» TASK REQUIREMENTS: Please set down each of the lines below once more, exactly, omitting all pictures.

***** EXERCISE DATA

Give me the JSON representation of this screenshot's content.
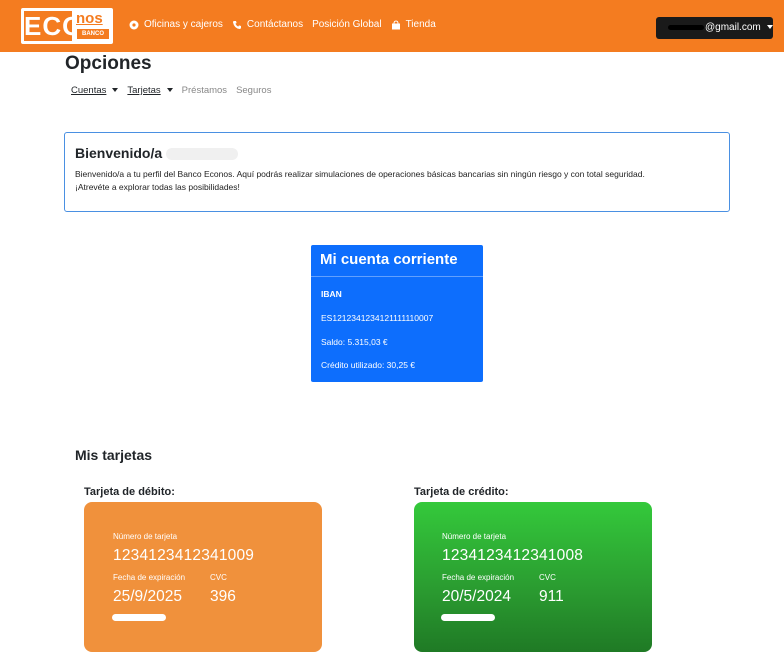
{
  "brand": {
    "eco": "ECO",
    "nos": "nos",
    "banco": "BANCO",
    "color": "#f47c20"
  },
  "nav": [
    {
      "label": "Oficinas y cajeros",
      "icon": "location-icon"
    },
    {
      "label": "Contáctanos",
      "icon": "phone-icon"
    },
    {
      "label": "Posición Global",
      "icon": ""
    },
    {
      "label": "Tienda",
      "icon": "shopping-bag-icon"
    }
  ],
  "account": {
    "email_suffix": "@gmail.com"
  },
  "page": {
    "title": "Opciones"
  },
  "subnav": {
    "cuentas": "Cuentas",
    "tarjetas": "Tarjetas",
    "prestamos": "Préstamos",
    "seguros": "Seguros"
  },
  "welcome": {
    "heading": "Bienvenido/a",
    "line1": "Bienvenido/a a tu perfil del Banco Econos. Aquí podrás realizar simulaciones de operaciones básicas bancarias sin ningún riesgo y con total seguridad.",
    "line2": "¡Atrevéte a explorar todas las posibilidades!"
  },
  "current_account": {
    "title": "Mi cuenta corriente",
    "iban_label": "IBAN",
    "iban": "ES1212341234121111110007",
    "saldo": "Saldo: 5.315,03 €",
    "credito": "Crédito utilizado: 30,25 €",
    "color": "#0d6efd"
  },
  "cards_section": {
    "title": "Mis tarjetas"
  },
  "debit": {
    "label": "Tarjeta de débito:",
    "number_label": "Número de tarjeta",
    "number": "1234123412341009",
    "expiry_label": "Fecha de expiración",
    "cvc_label": "CVC",
    "expiry": "25/9/2025",
    "cvc": "396",
    "color": "#f0913c"
  },
  "credit": {
    "label": "Tarjeta de crédito:",
    "number_label": "Número de tarjeta",
    "number": "1234123412341008",
    "expiry_label": "Fecha de expiración",
    "cvc_label": "CVC",
    "expiry": "20/5/2024",
    "cvc": "911",
    "color": "#2a9a30"
  }
}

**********

» PROBLEM SOLUTION:
Give me the JSON representation of this screenshot's content.
{
  "brand": {
    "eco": "ECO",
    "nos": "nos",
    "banco": "BANCO",
    "color": "#f47c20"
  },
  "nav": [
    {
      "label": "Oficinas y cajeros",
      "icon": "location-icon"
    },
    {
      "label": "Contáctanos",
      "icon": "phone-icon"
    },
    {
      "label": "Posición Global",
      "icon": ""
    },
    {
      "label": "Tienda",
      "icon": "shopping-bag-icon"
    }
  ],
  "account": {
    "email_suffix": "@gmail.com"
  },
  "page": {
    "title": "Opciones"
  },
  "subnav": {
    "cuentas": "Cuentas",
    "tarjetas": "Tarjetas",
    "prestamos": "Préstamos",
    "seguros": "Seguros"
  },
  "welcome": {
    "heading": "Bienvenido/a",
    "line1": "Bienvenido/a a tu perfil del Banco Econos. Aquí podrás realizar simulaciones de operaciones básicas bancarias sin ningún riesgo y con total seguridad.",
    "line2": "¡Atrevéte a explorar todas las posibilidades!"
  },
  "current_account": {
    "title": "Mi cuenta corriente",
    "iban_label": "IBAN",
    "iban": "ES1212341234121111110007",
    "saldo": "Saldo: 5.315,03 €",
    "credito": "Crédito utilizado: 30,25 €",
    "color": "#0d6efd"
  },
  "cards_section": {
    "title": "Mis tarjetas"
  },
  "debit": {
    "label": "Tarjeta de débito:",
    "number_label": "Número de tarjeta",
    "number": "1234123412341009",
    "expiry_label": "Fecha de expiración",
    "cvc_label": "CVC",
    "expiry": "25/9/2025",
    "cvc": "396",
    "color": "#f0913c"
  },
  "credit": {
    "label": "Tarjeta de crédito:",
    "number_label": "Número de tarjeta",
    "number": "1234123412341008",
    "expiry_label": "Fecha de expiración",
    "cvc_label": "CVC",
    "expiry": "20/5/2024",
    "cvc": "911",
    "color": "#2a9a30"
  }
}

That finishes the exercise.